EXERCISE OBJECTIVE:
Each line below needs to be duplicated without alteration.

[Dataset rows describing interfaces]

·····

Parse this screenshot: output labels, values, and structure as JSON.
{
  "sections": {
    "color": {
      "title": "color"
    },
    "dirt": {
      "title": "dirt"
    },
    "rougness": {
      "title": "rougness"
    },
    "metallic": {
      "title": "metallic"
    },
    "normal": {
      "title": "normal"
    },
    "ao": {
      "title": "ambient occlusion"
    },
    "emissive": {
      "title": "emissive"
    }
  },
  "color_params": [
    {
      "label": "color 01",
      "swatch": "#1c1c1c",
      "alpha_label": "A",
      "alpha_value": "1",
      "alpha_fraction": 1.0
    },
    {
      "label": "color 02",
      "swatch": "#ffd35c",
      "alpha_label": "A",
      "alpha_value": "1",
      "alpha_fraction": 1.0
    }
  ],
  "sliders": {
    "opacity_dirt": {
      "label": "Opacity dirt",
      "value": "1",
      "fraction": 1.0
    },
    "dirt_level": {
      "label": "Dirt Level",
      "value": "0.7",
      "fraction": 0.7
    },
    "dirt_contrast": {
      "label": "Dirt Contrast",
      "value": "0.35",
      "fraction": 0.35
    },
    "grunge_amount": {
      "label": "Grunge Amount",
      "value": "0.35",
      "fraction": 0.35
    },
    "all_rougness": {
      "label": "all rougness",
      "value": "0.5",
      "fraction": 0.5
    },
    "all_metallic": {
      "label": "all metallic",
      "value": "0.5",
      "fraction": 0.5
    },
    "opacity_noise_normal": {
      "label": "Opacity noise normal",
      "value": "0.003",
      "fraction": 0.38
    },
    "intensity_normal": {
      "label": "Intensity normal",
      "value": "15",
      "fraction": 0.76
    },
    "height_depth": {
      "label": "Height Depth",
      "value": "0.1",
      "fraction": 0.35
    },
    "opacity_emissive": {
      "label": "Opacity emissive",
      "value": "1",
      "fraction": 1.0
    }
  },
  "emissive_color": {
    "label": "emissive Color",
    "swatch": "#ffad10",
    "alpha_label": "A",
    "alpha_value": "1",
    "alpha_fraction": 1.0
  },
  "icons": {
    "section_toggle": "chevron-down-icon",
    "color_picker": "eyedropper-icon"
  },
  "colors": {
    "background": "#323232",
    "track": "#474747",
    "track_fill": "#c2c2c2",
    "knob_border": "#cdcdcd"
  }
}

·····

SOLUTION:
Parse this screenshot: output labels, values, and structure as JSON.
{
  "sections": {
    "color": {
      "title": "color"
    },
    "dirt": {
      "title": "dirt"
    },
    "rougness": {
      "title": "rougness"
    },
    "metallic": {
      "title": "metallic"
    },
    "normal": {
      "title": "normal"
    },
    "ao": {
      "title": "ambient occlusion"
    },
    "emissive": {
      "title": "emissive"
    }
  },
  "color_params": [
    {
      "label": "color 01",
      "swatch": "#1c1c1c",
      "alpha_label": "A",
      "alpha_value": "1",
      "alpha_fraction": 1.0
    },
    {
      "label": "color 02",
      "swatch": "#ffd35c",
      "alpha_label": "A",
      "alpha_value": "1",
      "alpha_fraction": 1.0
    }
  ],
  "sliders": {
    "opacity_dirt": {
      "label": "Opacity dirt",
      "value": "1",
      "fraction": 1.0
    },
    "dirt_level": {
      "label": "Dirt Level",
      "value": "0.7",
      "fraction": 0.7
    },
    "dirt_contrast": {
      "label": "Dirt Contrast",
      "value": "0.35",
      "fraction": 0.35
    },
    "grunge_amount": {
      "label": "Grunge Amount",
      "value": "0.35",
      "fraction": 0.35
    },
    "all_rougness": {
      "label": "all rougness",
      "value": "0.5",
      "fraction": 0.5
    },
    "all_metallic": {
      "label": "all metallic",
      "value": "0.5",
      "fraction": 0.5
    },
    "opacity_noise_normal": {
      "label": "Opacity noise normal",
      "value": "0.003",
      "fraction": 0.38
    },
    "intensity_normal": {
      "label": "Intensity normal",
      "value": "15",
      "fraction": 0.76
    },
    "height_depth": {
      "label": "Height Depth",
      "value": "0.1",
      "fraction": 0.35
    },
    "opacity_emissive": {
      "label": "Opacity emissive",
      "value": "1",
      "fraction": 1.0
    }
  },
  "emissive_color": {
    "label": "emissive Color",
    "swatch": "#ffad10",
    "alpha_label": "A",
    "alpha_value": "1",
    "alpha_fraction": 1.0
  },
  "icons": {
    "section_toggle": "chevron-down-icon",
    "color_picker": "eyedropper-icon"
  },
  "colors": {
    "background": "#323232",
    "track": "#474747",
    "track_fill": "#c2c2c2",
    "knob_border": "#cdcdcd"
  }
}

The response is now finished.